Once again the squares and diamonds feature strongly but even so I found this a difficult task.

## Tuesday, 6 April 2021

### The Onitiu Problem on Larger Boards

I have decided to publish my results for the 12x12, 14x14 and 16x16 boards here rather than go to all the trouble of writing the subject up for publication in a journal. I no longer have the patience for that frankly. These were solved in reverse order, the largest 16x16 first because I thought its division into 16 areas 4x4 would make the solution easier by use of the squares and diamonds method in each quarter, and this proved to be the case.

12x12

16x16

14x14

I'm not sure why Blogger has put these images in the wrong order!

In the 14x14 case the sequences of squares (red) and the sequence of complements (green) have no points of intersection, but in the 16x16 case there are two (16 and 144 differing by 128), while in the 12x12 case there are four (two pairs, 9 and 81, 49, and 121, with difference of 72).

## Wednesday, 31 March 2021

### The Onitiu Problem

In 1939 in Fairy Chess Review the Romanian problemist Valeriu Onitiu solved the difficult problem of constructing a symmetric chessboard knight tour with the squares in a knight circuit. It turned out that there is only one possible solution.

I have been looking at this problem to see if it is solvable on larger boards. Initially I found it very difficult. However eventually on 27 March I found a solution on the 16x16 board (which can be split up into 4x4 sections which makes the solution by 'squares and diamonds method' feasible). This quickly led to solution on the 14x14 board, then on the 12x12 board, and finally tonight I solved the 10x10 case. I posted a copy on Twitter (misdated 2921). Here is a better presentation using coloured lines to mark the sequence of squares and the sequence of their complements.

I think I will reserve the other solutions for publication elsewhere in some chess or mathematics journal, where I can write it up in more detail.

### Demolition in Progress

Back in 12 May 2019 and 4 May 2020 I showed photos of the Crewe town centre area where preparations were being made for demolition of many of the old shops including the British Home Stores (BHS) building on the corner of Queen Street and Victoria Street, and also the Clock tower which I had hoped could be saved.
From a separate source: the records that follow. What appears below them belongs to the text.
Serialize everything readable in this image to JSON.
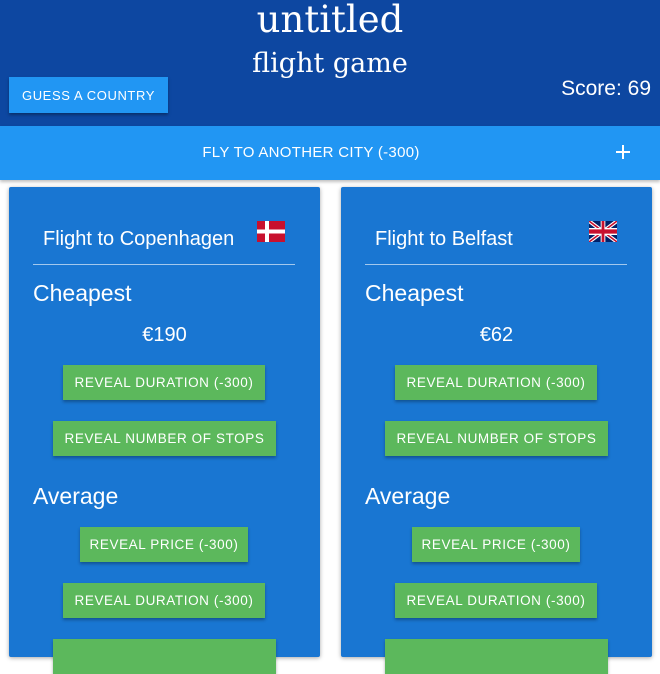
{
  "header": {
    "title_line1": "untitled",
    "title_line2": "flight game",
    "guess_button_label": "GUESS A COUNTRY",
    "score_text": "Score: 69"
  },
  "flybar": {
    "label": "FLY TO ANOTHER CITY (-300)",
    "icon": "plus-icon"
  },
  "cards": [
    {
      "title": "Flight to Copenhagen",
      "flag": "denmark-flag-icon",
      "cheapest_heading": "Cheapest",
      "cheapest_price": "€190",
      "reveal_duration_label": "REVEAL DURATION (-300)",
      "reveal_stops_label": "REVEAL NUMBER OF STOPS",
      "average_heading": "Average",
      "reveal_price_label": "REVEAL PRICE (-300)",
      "avg_reveal_duration_label": "REVEAL DURATION (-300)"
    },
    {
      "title": "Flight to Belfast",
      "flag": "uk-flag-icon",
      "cheapest_heading": "Cheapest",
      "cheapest_price": "€62",
      "reveal_duration_label": "REVEAL DURATION (-300)",
      "reveal_stops_label": "REVEAL NUMBER OF STOPS",
      "average_heading": "Average",
      "reveal_price_label": "REVEAL PRICE (-300)",
      "avg_reveal_duration_label": "REVEAL DURATION (-300)"
    }
  ],
  "colors": {
    "header_bg": "#0d47a1",
    "flybar_bg": "#2196f3",
    "card_bg": "#1976d2",
    "action_button_bg": "#5cb85c"
  }
}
Here are some recent photos of the actual demolition in progress.

Photos taken in January (2), February (1), and March (2) of  2021.

Most of the buildings have now been reduced to piles of rubble.

## Monday, 15 March 2021

### Trees

Some snaps of trees from recent walks round Crewe.

The above four are from the Brooklands area between Ford Lane and Broad Street.

This, taken a few days before, is in front of the police station, library, and swimming baths, and on the corner of the grounds of the old bombed-out church.

## Saturday, 27 February 2021

### Dawsonian 12x12 Tour

Following on from the 10x10 tours with square numbers in knight chains it suddenly occurred to me that the 12 squares on the 12x12 board could be arranged to show a 3-4-5 triangle.

3-4-5 triangle

It will be seen that my solution makes much use of squares and diamonds in the nine 4x4 areas that the board divides into. It may be improvable in this respect.